Almost immediately after the race, we got to jump up on the awards stand to be recognized by the energetic Bermudian crowd. It was such a fun atmosphere, and the two girls I'm standing next to are not only pretty awesome runners, but really awesome people too!

After the race, I got selected for drug testing, so I spent the rest of the night sipping on water and hoping to pee 90ml quickly so I didn't have to ring in my birthday with the anti-doping people (who were actually super nice and cool too!). It took about two hours, and unfortunately I didn't quite succeed on my mission, I left the drug testing building at 12:06am on January the 19th.

At a much more decent hour that morning, Phoebe Wright (who placed third in our race) and I walked out the hotel door to do our long run. We passed by Stan, the doorman of our hotel, who asked how the race went the day before. Phoebe quickly told him we both had podium finishes, and that I had won. "And, it's her birthday!", she added. Stan immediately broke into song, singing me happy birthday, only pausing to allow Phoebe to insert my name. It was so funny and nice to be sung to by a perfect stranger. AND THEN, when we arrived back from the run, he was waiting for me with a hand-drawn hilarious "birthday card", a copy of the local newspaper from my win the night before, and two magnets he picked up for me at the gift shop! What a guy!

The Bermuda Royal Gazette Article on my race:

I spent the rest of my birthday with a few of the other athletes, got some great breakfast at a french restaurant, walked around the city, I read a book by the water until I got too cold (sadly, it wasn't the warmest of days), and then we went to dinner at the home of one of the athletes' friends who now lives and works in Bermuda. They even made me brownies and home-made ice cream for a birthday dessert, and we lit a match as a candle that I blew out having no idea what else to wish for!

Come Sunday, it was time to go home. I flew from Bermuda to Atlanta, then Atlanta back to Minneapolis. I sort of had this inkling that maybe Ben would have a birthday surprise for me when I returned home, but when I called to get him to come pick me up, it sounded like maybe I was overestimating his thoughtfulness. We drove home, and as I was walking in the door, the lights in the house flash on, and like 15 of some of my best friends were at the house for a SURPRISE 26th BIRTHDAY PARTY! I was totally shocked! Apparently our roommate Brittany and Ben came up with the idea this past Wednesday, and put everything together quite quickly/quietly. SO IMPRESSED, and SO THANKFUL. It's incredible how loved I felt when I walked into our house.

God is good, and life doesn't get much better than this, my friends. Here's to hoping the blessings abound for you today, and every day!

Race Video Coverage:


  1. Hello,

    I have a question about your blog, could you please email me? Thanks!!

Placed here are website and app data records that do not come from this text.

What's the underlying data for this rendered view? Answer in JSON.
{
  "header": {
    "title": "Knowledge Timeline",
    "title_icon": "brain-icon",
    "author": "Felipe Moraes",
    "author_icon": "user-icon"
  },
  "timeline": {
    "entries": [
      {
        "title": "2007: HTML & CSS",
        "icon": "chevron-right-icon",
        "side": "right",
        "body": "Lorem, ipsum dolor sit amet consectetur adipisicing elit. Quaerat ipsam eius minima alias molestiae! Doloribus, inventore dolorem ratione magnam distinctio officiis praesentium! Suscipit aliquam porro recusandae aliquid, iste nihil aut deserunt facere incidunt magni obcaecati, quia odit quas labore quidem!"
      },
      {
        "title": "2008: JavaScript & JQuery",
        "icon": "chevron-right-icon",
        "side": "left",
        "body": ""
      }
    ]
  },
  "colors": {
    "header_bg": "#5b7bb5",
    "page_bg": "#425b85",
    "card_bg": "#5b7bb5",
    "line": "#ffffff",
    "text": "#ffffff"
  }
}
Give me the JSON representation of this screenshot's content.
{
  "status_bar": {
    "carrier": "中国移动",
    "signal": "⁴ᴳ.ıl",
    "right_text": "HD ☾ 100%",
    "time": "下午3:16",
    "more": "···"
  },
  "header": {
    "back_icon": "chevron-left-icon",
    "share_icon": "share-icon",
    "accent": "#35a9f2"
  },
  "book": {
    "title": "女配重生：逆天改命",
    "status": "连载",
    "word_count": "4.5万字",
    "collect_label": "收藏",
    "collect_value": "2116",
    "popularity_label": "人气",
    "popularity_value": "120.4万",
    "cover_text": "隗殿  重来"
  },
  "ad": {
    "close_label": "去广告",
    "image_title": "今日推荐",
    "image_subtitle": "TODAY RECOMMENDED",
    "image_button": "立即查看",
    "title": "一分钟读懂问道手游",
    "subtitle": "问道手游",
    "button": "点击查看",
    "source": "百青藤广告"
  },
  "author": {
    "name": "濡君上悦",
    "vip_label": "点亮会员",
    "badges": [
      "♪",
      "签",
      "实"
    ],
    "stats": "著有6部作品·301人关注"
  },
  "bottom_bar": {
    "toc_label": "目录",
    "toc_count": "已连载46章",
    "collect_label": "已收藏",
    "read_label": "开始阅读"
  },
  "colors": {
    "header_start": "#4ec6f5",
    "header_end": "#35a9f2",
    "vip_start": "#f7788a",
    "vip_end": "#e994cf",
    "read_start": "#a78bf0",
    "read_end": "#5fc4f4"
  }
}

  2. Hi, got here from Steve's blog. We just got back from Bermuda, and I recognize where all the photos were taken. I'd love to do a race there. In a later blog, I like your saying, quite or commit. If you were there for a race you probably didn't do any training running there, but there's lots of beach running, and the Railway trail, plus lots of quiet roads.